“Students might not exclude a school based on a lack of presence—but having a well-maintained, active social media presence is within the range of students’ expectations, which would positively impact their opinion,” said Michael Fienen, a web marketing manager at Pittsburg State University in Kansas who detailed the most effective social media strategies in higher education for .eduGuru, a web site that tracks college internet marketing.
“The key is to make sure you add value wherever you are, give people a reason to engage you in those venues, and … add to their experience and impressions,” Fienen said, adding that universities should commit to social networking before they subscribe to Twitter or Facebook. “Properly cultivating and maintaining social media takes a lot of work, even if you have a large community of users contributing.”
In his Jan. 10 article for .eduGuru, Fienen ranked colleges and universities with the best social media presence—avoiding an overload of posts and tweets, but responding and interacting in a timely way.
Among the top schools were the University of Colorado at Boulder, Drexel University, the University of California, Davis, and the University of Oregon.
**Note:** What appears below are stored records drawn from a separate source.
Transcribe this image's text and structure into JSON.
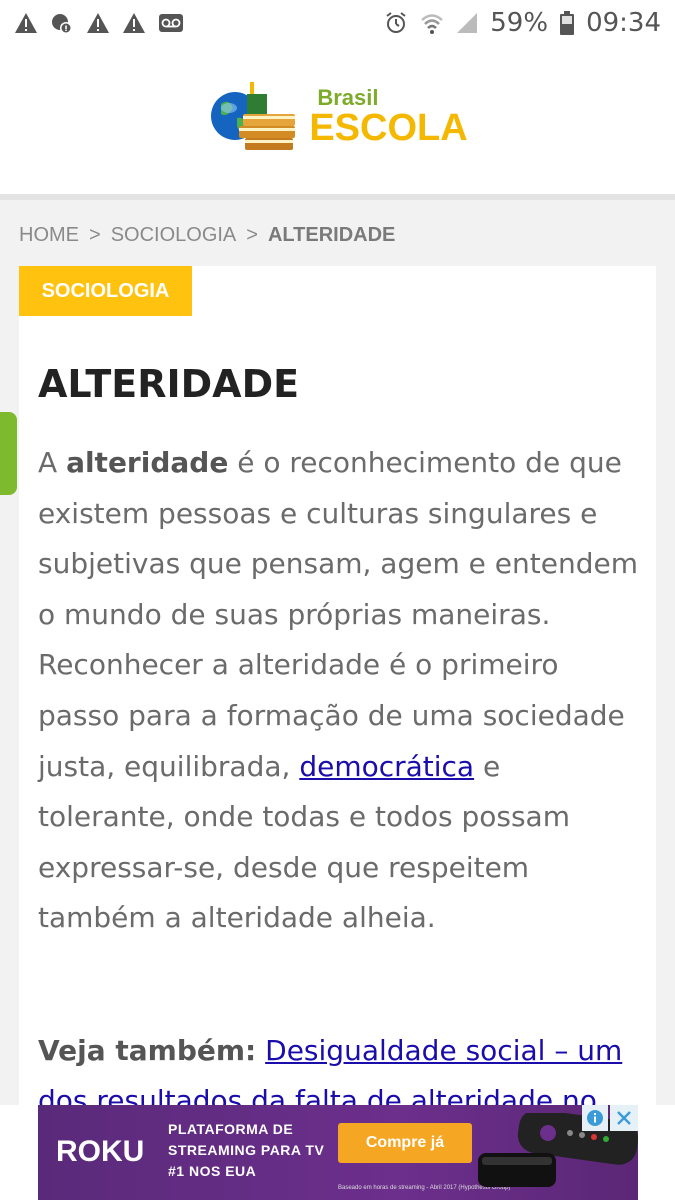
{
  "status_bar": {
    "left_icons": [
      "warning-icon",
      "blocked-sync-icon",
      "warning-icon",
      "warning-icon",
      "voicemail-icon"
    ],
    "right_icons": [
      "alarm-icon",
      "wifi-icon",
      "signal-icon",
      "battery-icon"
    ],
    "battery": "59%",
    "time": "09:34"
  },
  "header": {
    "logo_brasil": "Brasil",
    "logo_escola": "ESCOLA"
  },
  "breadcrumb": {
    "home": "HOME",
    "sep1": ">",
    "section": "SOCIOLOGIA",
    "sep2": ">",
    "current": "ALTERIDADE"
  },
  "article": {
    "category": "SOCIOLOGIA",
    "title": "ALTERIDADE",
    "para_a": "A ",
    "para_term": "alteridade",
    "para_b": " é o reconhecimento de que existem pessoas e culturas singulares e subjetivas que pensam, agem e entendem o mundo de suas próprias maneiras. Reconhecer a alteridade é o primeiro passo para a formação de uma sociedade justa, equilibrada, ",
    "para_link": "democrática",
    "para_c": " e tolerante, onde todas e todos possam expressar-se, desde que respeitem também a alteridade alheia.",
    "see_also_label": "Veja também:",
    "see_also_link": "Desigualdade social – um dos resultados da falta de alteridade no"
  },
  "ad": {
    "brand": "ROKU",
    "headline": "PLATAFORMA DE STREAMING PARA TV #1 NOS EUA",
    "cta": "Compre já",
    "fineprint": "Baseado em horas de streaming - Abril 2017 (Hypothesis Group)",
    "colors": {
      "background": "#6c2f8c",
      "cta": "#f5a623"
    }
  },
  "colors": {
    "category_badge": "#ffc20e",
    "link": "#1a0dab",
    "side_tab": "#7dba2e"
  }
}
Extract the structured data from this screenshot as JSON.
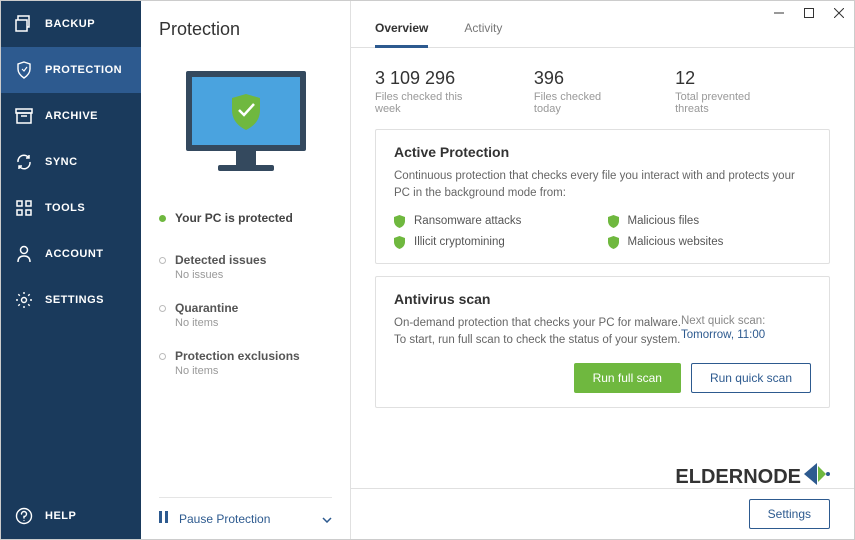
{
  "sidebar": {
    "items": [
      {
        "label": "BACKUP"
      },
      {
        "label": "PROTECTION"
      },
      {
        "label": "ARCHIVE"
      },
      {
        "label": "SYNC"
      },
      {
        "label": "TOOLS"
      },
      {
        "label": "ACCOUNT"
      },
      {
        "label": "SETTINGS"
      }
    ],
    "help": "HELP"
  },
  "middle": {
    "title": "Protection",
    "status_text": "Your PC is protected",
    "blocks": [
      {
        "title": "Detected issues",
        "sub": "No issues"
      },
      {
        "title": "Quarantine",
        "sub": "No items"
      },
      {
        "title": "Protection exclusions",
        "sub": "No items"
      }
    ],
    "pause_text": "Pause Protection"
  },
  "main": {
    "tabs": [
      {
        "label": "Overview"
      },
      {
        "label": "Activity"
      }
    ],
    "stats": [
      {
        "num": "3 109 296",
        "label": "Files checked this week"
      },
      {
        "num": "396",
        "label": "Files checked today"
      },
      {
        "num": "12",
        "label": "Total prevented threats"
      }
    ],
    "active_protection": {
      "heading": "Active Protection",
      "desc": "Continuous protection that checks every file you interact with and protects your PC in the background mode from:",
      "bullets": [
        "Ransomware attacks",
        "Malicious files",
        "Illicit cryptomining",
        "Malicious websites"
      ]
    },
    "antivirus": {
      "heading": "Antivirus scan",
      "desc": "On-demand protection that checks your PC for malware. To start, run full scan to check the status of your system.",
      "next_label": "Next quick scan:",
      "next_value": "Tomorrow, 11:00",
      "btn_full": "Run full scan",
      "btn_quick": "Run quick scan"
    },
    "settings_btn": "Settings",
    "brand": "ELDERNODE"
  }
}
Some of these institutions, such as Drexel, take time to post online congratulations to students who gain admittance to the university.
Twitter as a fund raiser?
While Facebook is the preferred social medium for teenagers and 20-somethings, university admissions officers rely more on Twitter to stay in touch with alums. Only 8 percent of teenagers use Twitter, according to a September 2009 survey by the Pew Internet & American Life project, and 37 percent of respondents ages 18-24 tweet regularly.
Joni Kirk, associate director of media relations at the University of Idaho, said sharing news about campus involvement in the community or new student programs and scholarship opportunities might attract donations from alums who wouldn’t have seen the announcements if not for Twitter.
“Public universities are relying more on private funding to finance things,” she said. “Higher ed has taken quite a hit [financially], so we have to look for other avenues, and this is certainly one.”
Idaho is still looking for ways to boost its ranks of Twitter followers, Kirk said. The campus currently has 400 alumni followers, many of whom re-tweet—or repost—links to university news items.
With more than 75,000 alums, “the potential there for people to hear more about the university is huge,” she said.
Ragan-Fore said the University of Oregon has more than 1,000 Twitter followers. As with using Facebook, too much activity on social networking sites can lead to mass “de-friendings,” he said, so tempering the frequency of Twitter posts is the key to attracting alumni donations.
“With Twitter, especially, it feels like you’re kind of screaming into the void,” he said. “And we’re always glad to have boosters following along.”
Some in higher education remain skeptical of establishing a presence on social media sites like Facebook and Twitter, according to a 2009 survey by Noel-Levitz, a consultant for colleges. Seven out of 10 respondents said universities should “promote their programs” using social media, while 28 percent disagreed. Only 51 percent said campuses should contact prospective students via Facebook and Twitter.